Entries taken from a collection
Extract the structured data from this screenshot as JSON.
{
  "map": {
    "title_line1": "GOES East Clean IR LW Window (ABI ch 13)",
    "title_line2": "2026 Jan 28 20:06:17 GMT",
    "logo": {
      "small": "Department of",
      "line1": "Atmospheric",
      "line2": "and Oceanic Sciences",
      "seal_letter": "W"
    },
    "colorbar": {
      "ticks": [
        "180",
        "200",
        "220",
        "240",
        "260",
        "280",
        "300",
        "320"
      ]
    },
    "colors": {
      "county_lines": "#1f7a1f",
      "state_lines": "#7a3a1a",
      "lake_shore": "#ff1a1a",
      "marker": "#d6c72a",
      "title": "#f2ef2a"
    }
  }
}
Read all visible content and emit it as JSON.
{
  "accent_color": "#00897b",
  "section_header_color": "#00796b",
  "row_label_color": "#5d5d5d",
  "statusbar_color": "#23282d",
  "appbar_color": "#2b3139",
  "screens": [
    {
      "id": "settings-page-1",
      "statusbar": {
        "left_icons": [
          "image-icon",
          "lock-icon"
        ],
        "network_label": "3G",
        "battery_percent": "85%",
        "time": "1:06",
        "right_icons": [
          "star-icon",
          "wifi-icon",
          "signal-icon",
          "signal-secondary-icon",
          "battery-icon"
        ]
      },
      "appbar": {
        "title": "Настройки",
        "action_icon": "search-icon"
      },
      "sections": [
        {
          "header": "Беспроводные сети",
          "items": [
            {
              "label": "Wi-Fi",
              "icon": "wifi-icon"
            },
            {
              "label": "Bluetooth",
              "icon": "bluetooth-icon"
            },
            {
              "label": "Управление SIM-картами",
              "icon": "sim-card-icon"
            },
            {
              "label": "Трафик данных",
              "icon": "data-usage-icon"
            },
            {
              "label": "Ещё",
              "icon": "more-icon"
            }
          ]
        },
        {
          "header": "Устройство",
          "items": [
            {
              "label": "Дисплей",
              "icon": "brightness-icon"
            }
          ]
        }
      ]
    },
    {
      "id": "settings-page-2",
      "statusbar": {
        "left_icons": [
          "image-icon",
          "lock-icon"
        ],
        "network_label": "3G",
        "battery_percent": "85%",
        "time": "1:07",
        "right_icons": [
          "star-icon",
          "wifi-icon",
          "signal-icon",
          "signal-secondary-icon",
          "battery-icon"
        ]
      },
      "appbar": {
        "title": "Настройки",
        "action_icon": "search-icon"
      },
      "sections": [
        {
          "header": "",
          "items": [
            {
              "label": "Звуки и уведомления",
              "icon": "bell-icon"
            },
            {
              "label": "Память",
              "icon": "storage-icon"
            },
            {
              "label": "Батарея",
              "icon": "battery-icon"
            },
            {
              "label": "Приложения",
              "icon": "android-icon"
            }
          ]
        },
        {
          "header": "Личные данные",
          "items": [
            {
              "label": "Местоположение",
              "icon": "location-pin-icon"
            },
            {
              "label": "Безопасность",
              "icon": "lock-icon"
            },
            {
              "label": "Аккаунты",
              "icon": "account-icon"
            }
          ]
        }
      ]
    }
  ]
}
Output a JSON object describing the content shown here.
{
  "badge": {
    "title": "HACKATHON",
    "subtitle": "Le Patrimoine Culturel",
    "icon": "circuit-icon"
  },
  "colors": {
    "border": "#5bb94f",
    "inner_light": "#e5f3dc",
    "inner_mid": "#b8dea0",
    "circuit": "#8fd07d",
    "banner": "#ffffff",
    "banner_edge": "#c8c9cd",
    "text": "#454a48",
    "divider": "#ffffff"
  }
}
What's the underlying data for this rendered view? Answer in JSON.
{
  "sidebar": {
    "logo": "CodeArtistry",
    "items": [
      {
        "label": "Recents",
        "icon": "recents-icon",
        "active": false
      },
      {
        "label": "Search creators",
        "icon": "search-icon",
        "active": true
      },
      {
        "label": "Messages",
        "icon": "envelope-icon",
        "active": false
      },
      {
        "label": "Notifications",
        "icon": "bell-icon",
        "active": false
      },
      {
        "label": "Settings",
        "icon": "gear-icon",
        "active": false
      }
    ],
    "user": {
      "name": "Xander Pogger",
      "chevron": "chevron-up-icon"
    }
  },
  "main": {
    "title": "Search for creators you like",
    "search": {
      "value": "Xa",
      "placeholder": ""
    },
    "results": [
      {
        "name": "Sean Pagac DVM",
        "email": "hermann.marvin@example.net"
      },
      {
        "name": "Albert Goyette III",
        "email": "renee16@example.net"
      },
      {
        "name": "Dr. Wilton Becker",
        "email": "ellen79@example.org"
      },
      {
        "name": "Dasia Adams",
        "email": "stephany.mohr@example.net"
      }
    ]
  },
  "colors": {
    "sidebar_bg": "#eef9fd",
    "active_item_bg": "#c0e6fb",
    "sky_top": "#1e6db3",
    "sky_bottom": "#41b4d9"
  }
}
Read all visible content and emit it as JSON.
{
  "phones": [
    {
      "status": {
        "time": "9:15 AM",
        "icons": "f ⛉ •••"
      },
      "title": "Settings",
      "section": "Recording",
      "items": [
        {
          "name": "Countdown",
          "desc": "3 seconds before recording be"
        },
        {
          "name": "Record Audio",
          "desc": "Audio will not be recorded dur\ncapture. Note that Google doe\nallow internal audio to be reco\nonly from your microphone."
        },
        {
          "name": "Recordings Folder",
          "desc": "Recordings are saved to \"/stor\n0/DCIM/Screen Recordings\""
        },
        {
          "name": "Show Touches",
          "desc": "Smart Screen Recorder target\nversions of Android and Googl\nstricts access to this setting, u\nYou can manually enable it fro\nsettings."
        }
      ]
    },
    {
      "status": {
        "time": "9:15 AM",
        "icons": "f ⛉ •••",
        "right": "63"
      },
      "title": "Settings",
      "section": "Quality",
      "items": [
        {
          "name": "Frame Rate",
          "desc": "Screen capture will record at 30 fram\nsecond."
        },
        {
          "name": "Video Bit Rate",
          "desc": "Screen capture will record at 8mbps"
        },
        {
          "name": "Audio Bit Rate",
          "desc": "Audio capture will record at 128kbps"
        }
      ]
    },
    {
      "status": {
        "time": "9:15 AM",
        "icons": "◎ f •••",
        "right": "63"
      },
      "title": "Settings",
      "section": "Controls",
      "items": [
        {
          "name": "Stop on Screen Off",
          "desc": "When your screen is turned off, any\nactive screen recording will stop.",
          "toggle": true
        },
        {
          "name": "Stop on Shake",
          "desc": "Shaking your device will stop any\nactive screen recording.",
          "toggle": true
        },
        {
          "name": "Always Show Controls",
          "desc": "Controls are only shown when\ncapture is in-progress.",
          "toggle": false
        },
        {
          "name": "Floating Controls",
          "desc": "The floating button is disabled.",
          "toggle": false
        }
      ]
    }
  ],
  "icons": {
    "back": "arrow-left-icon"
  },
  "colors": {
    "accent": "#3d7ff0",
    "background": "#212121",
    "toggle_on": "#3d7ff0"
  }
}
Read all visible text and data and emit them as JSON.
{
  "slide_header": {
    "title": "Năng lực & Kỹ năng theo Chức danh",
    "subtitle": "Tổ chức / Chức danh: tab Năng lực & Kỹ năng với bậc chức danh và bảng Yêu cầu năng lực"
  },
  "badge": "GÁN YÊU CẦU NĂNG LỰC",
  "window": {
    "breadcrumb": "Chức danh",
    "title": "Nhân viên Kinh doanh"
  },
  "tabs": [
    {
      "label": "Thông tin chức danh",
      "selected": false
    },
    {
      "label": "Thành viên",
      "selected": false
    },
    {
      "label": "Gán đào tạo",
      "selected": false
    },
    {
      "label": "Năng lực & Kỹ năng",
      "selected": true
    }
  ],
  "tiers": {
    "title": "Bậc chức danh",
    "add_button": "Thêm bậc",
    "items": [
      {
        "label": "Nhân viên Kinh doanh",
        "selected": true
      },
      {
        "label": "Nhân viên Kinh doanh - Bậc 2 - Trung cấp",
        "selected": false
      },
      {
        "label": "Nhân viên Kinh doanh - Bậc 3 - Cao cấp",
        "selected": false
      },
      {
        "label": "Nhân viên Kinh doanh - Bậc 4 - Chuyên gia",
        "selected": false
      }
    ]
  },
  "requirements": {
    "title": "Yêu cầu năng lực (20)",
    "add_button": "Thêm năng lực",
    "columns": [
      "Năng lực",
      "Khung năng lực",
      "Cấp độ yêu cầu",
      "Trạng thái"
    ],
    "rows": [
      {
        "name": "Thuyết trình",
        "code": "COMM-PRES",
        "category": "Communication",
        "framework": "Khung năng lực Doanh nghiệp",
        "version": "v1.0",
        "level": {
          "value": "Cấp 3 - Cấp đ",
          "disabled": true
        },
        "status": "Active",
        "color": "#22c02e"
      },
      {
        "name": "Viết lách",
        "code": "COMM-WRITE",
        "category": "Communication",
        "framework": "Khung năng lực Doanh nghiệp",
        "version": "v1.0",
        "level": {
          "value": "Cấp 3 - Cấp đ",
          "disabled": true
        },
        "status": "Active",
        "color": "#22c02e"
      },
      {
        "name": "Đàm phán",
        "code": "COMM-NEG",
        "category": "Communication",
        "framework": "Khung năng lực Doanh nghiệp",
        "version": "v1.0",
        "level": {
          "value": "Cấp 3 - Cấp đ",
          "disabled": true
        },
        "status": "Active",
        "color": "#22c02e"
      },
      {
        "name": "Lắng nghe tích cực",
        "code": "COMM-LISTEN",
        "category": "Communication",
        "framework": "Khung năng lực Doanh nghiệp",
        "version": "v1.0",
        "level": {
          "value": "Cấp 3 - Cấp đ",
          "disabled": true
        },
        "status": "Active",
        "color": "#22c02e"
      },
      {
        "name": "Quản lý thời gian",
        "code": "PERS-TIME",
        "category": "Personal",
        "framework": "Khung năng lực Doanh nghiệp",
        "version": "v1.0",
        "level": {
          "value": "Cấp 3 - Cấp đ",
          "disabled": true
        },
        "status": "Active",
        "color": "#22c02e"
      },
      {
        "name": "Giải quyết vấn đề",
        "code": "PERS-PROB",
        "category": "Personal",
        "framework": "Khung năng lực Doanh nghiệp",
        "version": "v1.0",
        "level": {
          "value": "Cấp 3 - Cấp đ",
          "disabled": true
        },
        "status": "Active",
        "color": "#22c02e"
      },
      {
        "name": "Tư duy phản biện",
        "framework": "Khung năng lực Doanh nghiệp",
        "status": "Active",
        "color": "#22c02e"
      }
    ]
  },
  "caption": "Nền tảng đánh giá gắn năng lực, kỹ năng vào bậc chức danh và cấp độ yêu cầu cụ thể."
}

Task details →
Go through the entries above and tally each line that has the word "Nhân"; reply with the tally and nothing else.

Exercise output →
5